What you should do
Among the entries that follow, find the lines holding "monthOfIssue" and say how many there are, with no other words.

[Interface dataset entries]
_____
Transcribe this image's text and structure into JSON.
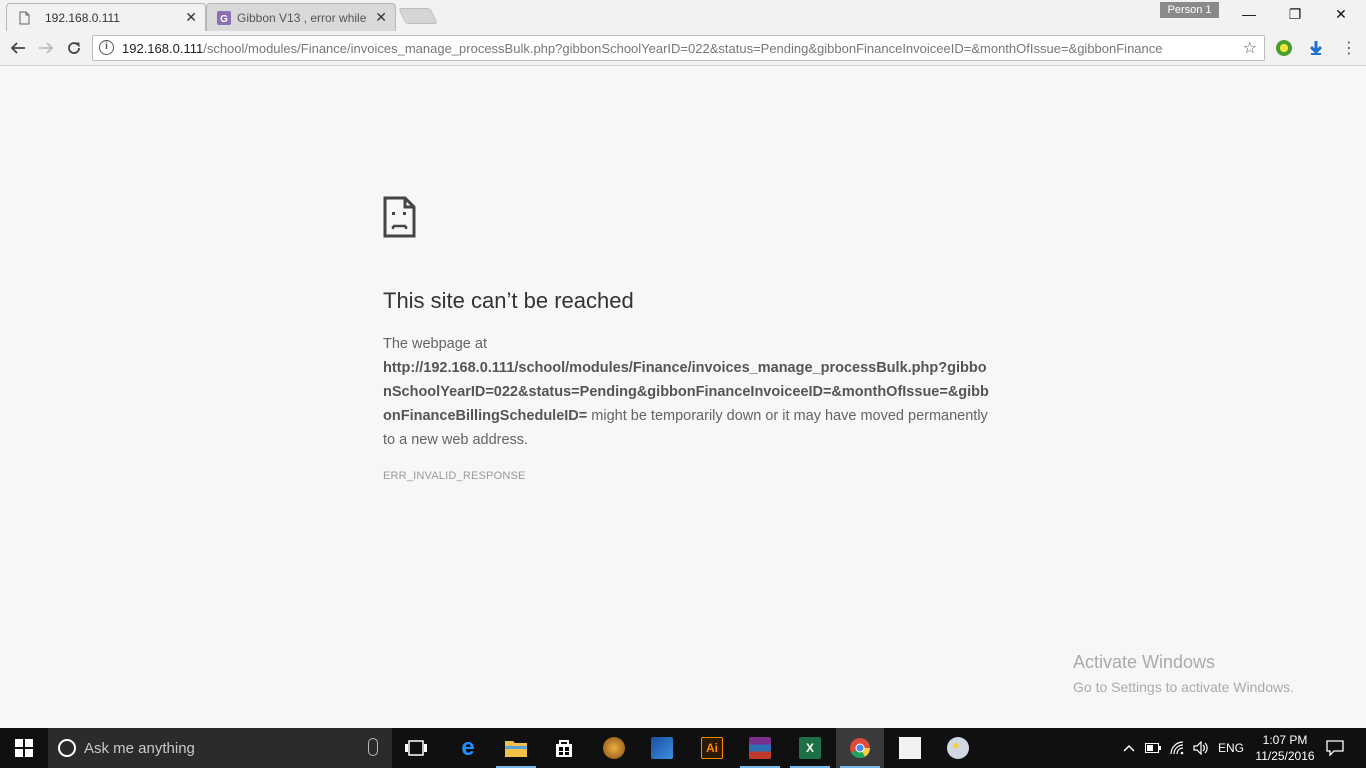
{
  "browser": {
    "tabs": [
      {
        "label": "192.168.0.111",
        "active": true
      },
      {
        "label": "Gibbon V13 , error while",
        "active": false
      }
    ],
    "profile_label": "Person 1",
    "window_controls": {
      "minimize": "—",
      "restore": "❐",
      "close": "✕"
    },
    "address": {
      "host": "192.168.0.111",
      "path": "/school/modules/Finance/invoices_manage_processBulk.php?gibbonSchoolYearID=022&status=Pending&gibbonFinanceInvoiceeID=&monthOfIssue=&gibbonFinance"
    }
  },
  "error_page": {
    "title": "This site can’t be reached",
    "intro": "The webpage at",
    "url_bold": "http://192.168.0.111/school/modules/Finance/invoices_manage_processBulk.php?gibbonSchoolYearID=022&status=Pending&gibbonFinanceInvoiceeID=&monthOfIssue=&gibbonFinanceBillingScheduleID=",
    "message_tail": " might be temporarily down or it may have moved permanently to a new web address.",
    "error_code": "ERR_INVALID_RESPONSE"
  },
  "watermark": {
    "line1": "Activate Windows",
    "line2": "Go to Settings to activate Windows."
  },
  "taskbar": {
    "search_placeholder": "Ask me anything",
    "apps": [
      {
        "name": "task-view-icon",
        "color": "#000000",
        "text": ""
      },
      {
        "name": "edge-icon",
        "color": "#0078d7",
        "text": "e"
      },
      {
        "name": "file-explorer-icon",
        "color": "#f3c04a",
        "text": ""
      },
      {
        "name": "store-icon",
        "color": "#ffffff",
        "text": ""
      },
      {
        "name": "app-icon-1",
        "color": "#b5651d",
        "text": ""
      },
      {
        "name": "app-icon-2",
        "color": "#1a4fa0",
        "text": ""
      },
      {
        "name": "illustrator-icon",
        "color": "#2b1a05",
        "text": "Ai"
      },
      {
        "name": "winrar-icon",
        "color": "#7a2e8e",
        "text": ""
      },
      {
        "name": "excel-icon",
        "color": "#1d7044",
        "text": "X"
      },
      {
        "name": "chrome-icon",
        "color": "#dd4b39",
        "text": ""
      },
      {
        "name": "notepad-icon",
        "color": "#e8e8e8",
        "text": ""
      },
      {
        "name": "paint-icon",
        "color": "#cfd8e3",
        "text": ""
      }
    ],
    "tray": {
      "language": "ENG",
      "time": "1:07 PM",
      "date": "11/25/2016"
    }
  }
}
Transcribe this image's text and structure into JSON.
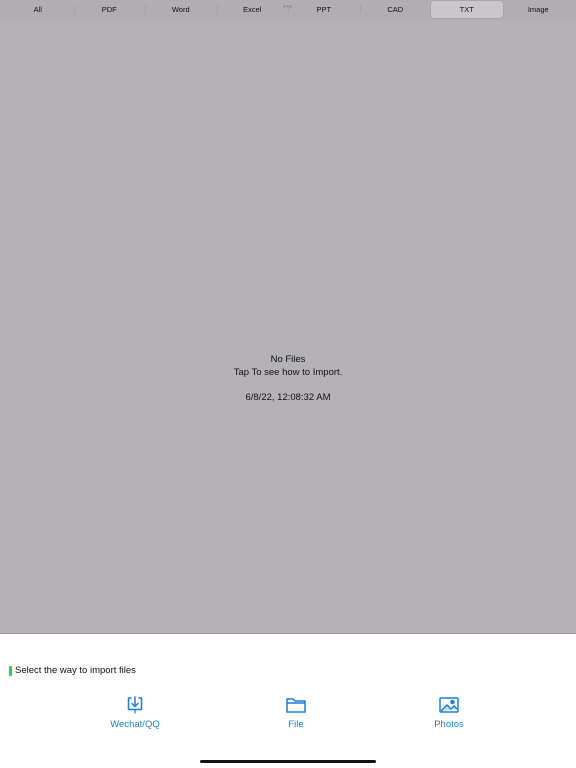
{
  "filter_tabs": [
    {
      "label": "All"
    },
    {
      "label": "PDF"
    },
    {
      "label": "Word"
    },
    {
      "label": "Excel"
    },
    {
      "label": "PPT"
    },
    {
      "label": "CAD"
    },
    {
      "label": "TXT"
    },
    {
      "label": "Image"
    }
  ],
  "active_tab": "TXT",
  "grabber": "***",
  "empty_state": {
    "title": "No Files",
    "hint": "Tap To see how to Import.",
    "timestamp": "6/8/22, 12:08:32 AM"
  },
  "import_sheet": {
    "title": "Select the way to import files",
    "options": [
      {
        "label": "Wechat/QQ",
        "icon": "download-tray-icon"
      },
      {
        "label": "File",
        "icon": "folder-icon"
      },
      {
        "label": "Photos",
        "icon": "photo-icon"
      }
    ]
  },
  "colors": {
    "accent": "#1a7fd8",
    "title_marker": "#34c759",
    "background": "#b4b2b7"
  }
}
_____
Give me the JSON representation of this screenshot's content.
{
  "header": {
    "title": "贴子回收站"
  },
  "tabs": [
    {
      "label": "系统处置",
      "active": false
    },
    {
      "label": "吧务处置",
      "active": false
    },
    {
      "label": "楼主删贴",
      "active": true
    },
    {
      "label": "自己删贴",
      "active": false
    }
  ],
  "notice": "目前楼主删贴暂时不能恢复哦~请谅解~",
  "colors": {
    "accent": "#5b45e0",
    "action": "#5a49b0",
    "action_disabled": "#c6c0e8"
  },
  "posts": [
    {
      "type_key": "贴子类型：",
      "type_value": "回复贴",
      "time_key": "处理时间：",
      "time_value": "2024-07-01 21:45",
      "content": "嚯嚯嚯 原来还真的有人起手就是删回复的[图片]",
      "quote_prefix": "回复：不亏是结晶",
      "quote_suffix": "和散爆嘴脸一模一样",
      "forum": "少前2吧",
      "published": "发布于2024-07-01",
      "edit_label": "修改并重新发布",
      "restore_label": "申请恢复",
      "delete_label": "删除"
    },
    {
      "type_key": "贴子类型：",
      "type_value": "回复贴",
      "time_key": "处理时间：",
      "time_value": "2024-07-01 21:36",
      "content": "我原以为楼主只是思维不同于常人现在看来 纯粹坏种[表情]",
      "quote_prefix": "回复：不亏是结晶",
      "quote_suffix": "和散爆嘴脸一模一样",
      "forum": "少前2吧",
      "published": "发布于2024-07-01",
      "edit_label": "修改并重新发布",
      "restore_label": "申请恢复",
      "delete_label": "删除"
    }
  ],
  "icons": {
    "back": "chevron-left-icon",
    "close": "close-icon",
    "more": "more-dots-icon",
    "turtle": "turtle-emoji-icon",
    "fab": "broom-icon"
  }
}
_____
Solution
2